Mithraic mysteries that began in Armenia in the Second millennium BCE, spread through the Roman Empire left a lasting legacy on Western society and civilization in general. Many customs and norms are in fact taken directly from Mithraic mysteries (just one notable example would be the handshake, which was specifically used by the devotees of Mithras and today has become common place greeting gesture all over the world). Many of the holidays that we come to celebrate (including Christmas on December 25) also come directly from Mithraism which were celebrated by the Roman emperors and later the Roman Catholic Church. The tradition of building churches right into the caves (where the Mithraic mysteries took place) continued by the Armenian Apostolic Church well into the Middle Ages as the surviving world renowned Geghard Monastery Complex, in Armenia, attests to this great legacy.

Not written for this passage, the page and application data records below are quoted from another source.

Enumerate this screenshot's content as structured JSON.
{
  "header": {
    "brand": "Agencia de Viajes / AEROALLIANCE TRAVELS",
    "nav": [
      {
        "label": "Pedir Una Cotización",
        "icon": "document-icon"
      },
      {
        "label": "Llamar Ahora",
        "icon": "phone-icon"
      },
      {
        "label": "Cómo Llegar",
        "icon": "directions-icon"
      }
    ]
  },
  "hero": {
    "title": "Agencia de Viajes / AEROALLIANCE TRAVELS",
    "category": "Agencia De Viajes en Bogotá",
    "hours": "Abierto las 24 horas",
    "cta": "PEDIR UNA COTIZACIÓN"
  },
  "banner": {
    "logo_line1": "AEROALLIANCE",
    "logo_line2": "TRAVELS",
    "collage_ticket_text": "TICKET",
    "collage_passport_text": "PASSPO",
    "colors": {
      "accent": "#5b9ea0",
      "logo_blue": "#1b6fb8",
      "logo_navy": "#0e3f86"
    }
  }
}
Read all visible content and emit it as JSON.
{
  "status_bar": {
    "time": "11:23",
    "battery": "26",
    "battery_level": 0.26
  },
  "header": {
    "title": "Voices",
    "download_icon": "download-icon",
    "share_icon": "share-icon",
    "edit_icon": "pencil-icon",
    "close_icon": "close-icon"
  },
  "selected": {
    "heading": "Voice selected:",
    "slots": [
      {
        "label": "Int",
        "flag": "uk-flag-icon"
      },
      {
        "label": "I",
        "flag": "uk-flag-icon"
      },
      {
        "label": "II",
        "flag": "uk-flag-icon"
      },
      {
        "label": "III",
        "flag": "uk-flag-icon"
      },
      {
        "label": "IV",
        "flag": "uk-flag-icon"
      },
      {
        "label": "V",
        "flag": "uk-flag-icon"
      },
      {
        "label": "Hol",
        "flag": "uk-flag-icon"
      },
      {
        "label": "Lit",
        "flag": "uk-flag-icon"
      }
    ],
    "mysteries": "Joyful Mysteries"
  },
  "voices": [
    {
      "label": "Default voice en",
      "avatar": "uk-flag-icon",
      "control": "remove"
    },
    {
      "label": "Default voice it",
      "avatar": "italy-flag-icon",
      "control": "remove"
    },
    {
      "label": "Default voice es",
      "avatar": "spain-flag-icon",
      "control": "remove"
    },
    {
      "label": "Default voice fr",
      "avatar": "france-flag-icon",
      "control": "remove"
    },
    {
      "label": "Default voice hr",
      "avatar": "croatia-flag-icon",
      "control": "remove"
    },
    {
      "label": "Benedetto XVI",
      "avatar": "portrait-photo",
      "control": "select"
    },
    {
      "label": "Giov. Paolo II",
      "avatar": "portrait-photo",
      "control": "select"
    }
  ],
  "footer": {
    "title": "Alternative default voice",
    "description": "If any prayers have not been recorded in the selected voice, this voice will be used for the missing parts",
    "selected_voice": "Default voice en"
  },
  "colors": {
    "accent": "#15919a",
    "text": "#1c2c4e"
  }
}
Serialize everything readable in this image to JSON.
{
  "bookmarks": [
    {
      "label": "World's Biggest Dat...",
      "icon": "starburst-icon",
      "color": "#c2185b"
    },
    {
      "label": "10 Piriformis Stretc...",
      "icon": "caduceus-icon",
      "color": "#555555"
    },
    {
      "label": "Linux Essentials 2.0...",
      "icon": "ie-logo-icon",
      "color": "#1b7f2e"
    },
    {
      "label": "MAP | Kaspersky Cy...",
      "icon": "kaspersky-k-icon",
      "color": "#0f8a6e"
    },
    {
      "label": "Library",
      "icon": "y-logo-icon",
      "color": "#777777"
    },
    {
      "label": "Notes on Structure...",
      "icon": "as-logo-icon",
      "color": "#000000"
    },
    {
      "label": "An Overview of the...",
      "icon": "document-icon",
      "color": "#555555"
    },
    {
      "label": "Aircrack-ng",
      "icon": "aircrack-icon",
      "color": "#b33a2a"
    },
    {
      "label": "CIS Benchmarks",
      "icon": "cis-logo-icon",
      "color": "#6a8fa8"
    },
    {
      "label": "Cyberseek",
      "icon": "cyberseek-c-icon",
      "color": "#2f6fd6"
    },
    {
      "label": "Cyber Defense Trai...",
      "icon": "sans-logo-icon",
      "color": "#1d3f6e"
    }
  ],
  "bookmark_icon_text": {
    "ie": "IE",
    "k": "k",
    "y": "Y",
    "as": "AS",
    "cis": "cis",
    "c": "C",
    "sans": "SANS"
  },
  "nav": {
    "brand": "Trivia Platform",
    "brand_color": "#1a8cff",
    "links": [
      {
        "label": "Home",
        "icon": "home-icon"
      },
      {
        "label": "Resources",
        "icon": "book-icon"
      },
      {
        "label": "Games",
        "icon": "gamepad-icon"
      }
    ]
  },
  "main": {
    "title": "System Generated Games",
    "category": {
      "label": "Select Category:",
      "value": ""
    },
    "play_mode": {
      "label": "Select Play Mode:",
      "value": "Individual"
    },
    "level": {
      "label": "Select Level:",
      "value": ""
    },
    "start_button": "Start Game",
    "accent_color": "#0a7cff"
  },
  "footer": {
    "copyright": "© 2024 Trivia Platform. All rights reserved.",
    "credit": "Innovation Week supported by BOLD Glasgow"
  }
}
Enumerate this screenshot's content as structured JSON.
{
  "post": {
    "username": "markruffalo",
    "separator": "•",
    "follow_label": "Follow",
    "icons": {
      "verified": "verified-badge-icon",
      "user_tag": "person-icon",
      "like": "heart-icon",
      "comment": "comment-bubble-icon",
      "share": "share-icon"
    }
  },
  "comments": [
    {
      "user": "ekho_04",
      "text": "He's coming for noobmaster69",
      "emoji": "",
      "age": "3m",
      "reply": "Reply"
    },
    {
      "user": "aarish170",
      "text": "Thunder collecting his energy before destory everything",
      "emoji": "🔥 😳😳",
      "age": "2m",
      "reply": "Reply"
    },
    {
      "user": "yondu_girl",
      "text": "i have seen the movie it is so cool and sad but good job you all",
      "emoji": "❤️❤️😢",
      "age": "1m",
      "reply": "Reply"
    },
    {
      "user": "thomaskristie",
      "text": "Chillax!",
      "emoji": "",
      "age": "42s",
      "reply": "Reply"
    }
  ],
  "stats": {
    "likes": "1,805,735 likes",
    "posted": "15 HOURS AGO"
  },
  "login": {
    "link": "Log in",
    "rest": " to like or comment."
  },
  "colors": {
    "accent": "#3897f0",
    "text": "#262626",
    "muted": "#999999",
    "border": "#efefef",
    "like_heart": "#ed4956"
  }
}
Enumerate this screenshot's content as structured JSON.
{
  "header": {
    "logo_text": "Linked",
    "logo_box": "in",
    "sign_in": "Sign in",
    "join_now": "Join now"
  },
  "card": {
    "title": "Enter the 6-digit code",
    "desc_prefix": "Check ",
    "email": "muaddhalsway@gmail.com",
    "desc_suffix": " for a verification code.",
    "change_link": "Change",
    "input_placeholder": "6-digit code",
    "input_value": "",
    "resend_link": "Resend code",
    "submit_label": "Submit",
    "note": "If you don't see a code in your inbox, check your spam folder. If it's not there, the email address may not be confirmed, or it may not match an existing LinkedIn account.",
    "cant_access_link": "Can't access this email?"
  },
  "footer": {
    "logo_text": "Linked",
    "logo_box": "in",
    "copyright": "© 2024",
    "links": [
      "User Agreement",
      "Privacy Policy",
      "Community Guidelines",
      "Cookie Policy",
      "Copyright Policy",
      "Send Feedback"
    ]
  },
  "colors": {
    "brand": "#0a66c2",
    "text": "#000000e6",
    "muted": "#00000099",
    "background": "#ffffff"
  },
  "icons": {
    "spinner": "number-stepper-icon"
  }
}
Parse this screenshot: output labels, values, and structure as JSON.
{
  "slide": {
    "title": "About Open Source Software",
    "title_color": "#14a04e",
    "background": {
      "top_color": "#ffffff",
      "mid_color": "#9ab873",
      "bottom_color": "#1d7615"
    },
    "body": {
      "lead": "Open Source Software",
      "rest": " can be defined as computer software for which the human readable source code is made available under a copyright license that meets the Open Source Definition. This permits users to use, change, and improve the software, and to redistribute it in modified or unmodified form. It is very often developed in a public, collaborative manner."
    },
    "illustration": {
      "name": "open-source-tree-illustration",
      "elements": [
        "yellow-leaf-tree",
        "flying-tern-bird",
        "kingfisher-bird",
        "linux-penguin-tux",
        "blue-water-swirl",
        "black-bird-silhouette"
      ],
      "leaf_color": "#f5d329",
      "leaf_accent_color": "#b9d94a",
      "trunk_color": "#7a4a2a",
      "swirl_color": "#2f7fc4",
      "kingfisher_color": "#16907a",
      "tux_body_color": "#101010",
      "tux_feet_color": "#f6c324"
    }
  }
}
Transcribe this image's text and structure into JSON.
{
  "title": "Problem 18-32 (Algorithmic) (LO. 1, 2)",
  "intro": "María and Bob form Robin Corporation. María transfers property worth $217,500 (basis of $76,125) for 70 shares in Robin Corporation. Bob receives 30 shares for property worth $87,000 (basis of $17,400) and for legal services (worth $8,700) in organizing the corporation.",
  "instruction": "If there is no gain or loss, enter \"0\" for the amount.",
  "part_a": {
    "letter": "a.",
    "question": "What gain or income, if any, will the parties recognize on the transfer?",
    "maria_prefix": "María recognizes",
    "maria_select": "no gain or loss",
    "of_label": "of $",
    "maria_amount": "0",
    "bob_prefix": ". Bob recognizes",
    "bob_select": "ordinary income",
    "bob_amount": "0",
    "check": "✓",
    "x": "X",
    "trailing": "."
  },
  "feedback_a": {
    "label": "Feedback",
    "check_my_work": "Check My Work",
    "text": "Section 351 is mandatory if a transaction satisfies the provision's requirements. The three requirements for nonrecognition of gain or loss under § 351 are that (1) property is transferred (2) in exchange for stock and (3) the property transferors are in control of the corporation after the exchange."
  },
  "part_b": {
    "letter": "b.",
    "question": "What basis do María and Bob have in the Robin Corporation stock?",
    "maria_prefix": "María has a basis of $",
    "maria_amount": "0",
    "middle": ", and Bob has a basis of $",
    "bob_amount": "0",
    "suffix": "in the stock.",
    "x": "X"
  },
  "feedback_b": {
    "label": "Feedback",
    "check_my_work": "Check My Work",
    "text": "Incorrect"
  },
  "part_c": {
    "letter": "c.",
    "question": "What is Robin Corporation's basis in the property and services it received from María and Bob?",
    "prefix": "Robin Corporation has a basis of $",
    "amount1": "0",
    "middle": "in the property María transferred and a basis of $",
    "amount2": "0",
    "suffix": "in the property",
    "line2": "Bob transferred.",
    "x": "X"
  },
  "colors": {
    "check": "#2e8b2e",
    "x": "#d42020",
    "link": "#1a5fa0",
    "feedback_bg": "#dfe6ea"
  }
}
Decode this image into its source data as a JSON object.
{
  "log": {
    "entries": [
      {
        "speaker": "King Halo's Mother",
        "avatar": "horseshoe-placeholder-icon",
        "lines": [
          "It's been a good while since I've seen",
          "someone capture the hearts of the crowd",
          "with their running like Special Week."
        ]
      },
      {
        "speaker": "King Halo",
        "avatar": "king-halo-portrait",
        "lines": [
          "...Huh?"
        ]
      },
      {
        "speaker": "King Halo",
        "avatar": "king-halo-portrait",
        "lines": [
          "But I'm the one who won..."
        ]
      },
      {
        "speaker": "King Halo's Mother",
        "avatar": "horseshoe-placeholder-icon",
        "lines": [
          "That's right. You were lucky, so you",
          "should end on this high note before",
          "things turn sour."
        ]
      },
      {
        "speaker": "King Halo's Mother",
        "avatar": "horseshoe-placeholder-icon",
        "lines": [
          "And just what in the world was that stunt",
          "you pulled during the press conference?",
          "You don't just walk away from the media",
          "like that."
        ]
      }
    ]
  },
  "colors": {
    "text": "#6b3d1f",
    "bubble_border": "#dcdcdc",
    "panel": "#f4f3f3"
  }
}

Garni (Armenian: Գառնի) is a temple complex located in the Kotayk Province of Armenia, situated approximately 32 km southeast from Yerevan. It is the only surviving Armenian National Mithraic Temple of the Sun God Mithra from First Century CE erected by the orders of King Tiridates I Arsacid (reigned 52-75 CE). There were 8 sacred heathen centers of the Armenian Gods and Goddesses throughout Greater Armenia with countless beautiful temples in every one of these 8 centers.

– Excerpts from Pre-Christian Gods of Armenia (Glendale, 2007) by Hovik Nersisian (1921-2009). Nersisian is an author of many books and articles. He was a renowned scholar who in 1991, for his merits in Iranian Studies, most notably the study of the oldest surviving copies of the Avesta, became a full-member of New York’s Academy of Sciences.

An essay by Gevork Nazaryan.